The input:

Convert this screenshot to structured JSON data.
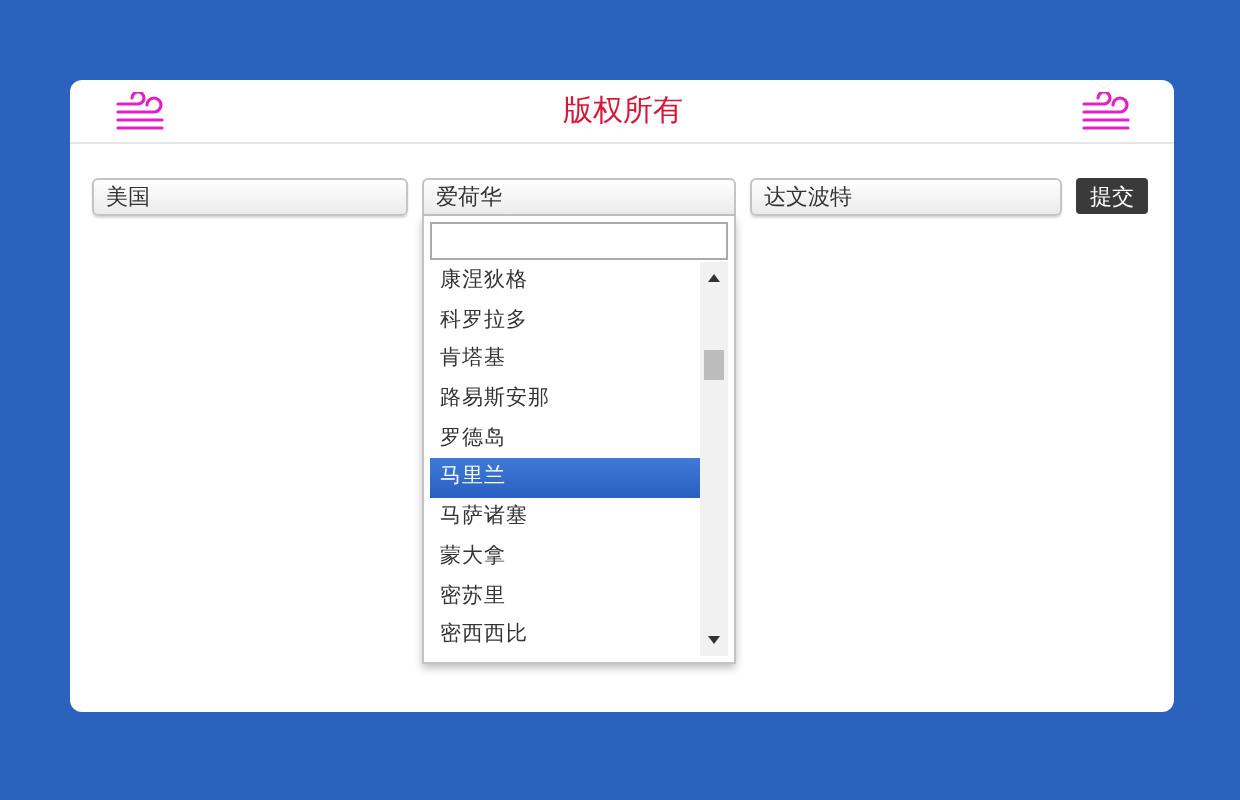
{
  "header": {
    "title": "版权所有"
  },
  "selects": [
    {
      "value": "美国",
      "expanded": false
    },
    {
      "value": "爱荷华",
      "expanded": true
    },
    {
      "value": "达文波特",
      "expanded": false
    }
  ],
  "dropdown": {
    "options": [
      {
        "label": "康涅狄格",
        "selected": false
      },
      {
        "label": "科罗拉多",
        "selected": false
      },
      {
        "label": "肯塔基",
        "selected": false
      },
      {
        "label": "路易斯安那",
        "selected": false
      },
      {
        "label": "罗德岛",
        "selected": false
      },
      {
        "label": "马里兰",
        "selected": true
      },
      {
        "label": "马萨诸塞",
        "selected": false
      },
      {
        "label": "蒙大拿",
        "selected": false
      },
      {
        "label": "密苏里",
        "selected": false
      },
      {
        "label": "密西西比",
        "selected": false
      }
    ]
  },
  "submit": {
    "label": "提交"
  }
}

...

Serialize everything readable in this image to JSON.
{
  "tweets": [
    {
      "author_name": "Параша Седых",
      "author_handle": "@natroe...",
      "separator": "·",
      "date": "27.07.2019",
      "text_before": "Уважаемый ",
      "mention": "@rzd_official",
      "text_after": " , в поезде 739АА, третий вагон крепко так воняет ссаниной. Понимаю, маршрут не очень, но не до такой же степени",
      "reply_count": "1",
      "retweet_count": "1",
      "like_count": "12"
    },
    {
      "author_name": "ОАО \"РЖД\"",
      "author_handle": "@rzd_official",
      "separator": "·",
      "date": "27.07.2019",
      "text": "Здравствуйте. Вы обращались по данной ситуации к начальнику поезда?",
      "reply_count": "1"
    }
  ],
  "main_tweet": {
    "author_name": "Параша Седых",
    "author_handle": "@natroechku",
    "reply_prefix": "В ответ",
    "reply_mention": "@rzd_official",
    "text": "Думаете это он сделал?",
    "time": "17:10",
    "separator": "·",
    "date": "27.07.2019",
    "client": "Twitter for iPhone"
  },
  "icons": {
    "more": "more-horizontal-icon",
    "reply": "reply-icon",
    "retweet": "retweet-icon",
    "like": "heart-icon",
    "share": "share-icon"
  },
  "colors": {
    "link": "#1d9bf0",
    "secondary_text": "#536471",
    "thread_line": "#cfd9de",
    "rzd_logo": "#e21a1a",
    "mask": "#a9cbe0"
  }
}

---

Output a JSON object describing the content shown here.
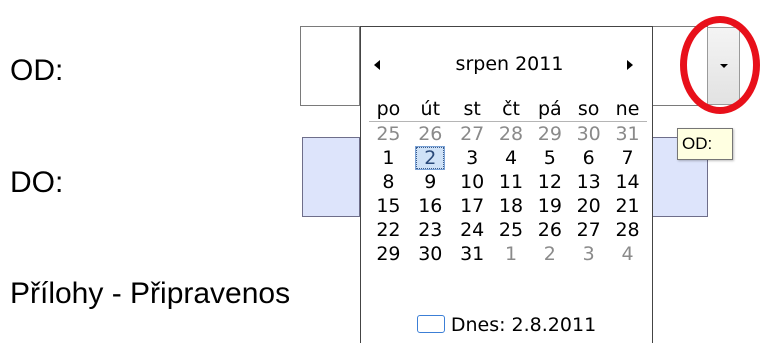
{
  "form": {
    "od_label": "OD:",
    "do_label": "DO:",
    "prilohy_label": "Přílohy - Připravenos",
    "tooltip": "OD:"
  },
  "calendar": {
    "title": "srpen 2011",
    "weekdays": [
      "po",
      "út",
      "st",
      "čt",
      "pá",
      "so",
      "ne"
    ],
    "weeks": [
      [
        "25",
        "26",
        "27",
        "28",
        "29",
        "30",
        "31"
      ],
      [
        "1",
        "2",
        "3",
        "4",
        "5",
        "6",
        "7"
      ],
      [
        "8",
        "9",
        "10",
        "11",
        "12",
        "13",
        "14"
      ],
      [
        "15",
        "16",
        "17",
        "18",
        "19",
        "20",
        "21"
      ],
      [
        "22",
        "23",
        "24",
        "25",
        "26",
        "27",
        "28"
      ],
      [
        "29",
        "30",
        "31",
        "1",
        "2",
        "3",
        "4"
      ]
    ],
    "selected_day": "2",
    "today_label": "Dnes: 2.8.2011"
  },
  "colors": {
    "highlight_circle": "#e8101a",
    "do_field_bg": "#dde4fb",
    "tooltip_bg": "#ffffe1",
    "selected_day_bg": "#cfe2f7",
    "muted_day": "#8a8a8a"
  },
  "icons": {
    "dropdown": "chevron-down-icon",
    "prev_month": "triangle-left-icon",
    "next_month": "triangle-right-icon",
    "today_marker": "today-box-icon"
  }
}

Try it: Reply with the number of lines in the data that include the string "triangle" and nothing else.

Finished task: 2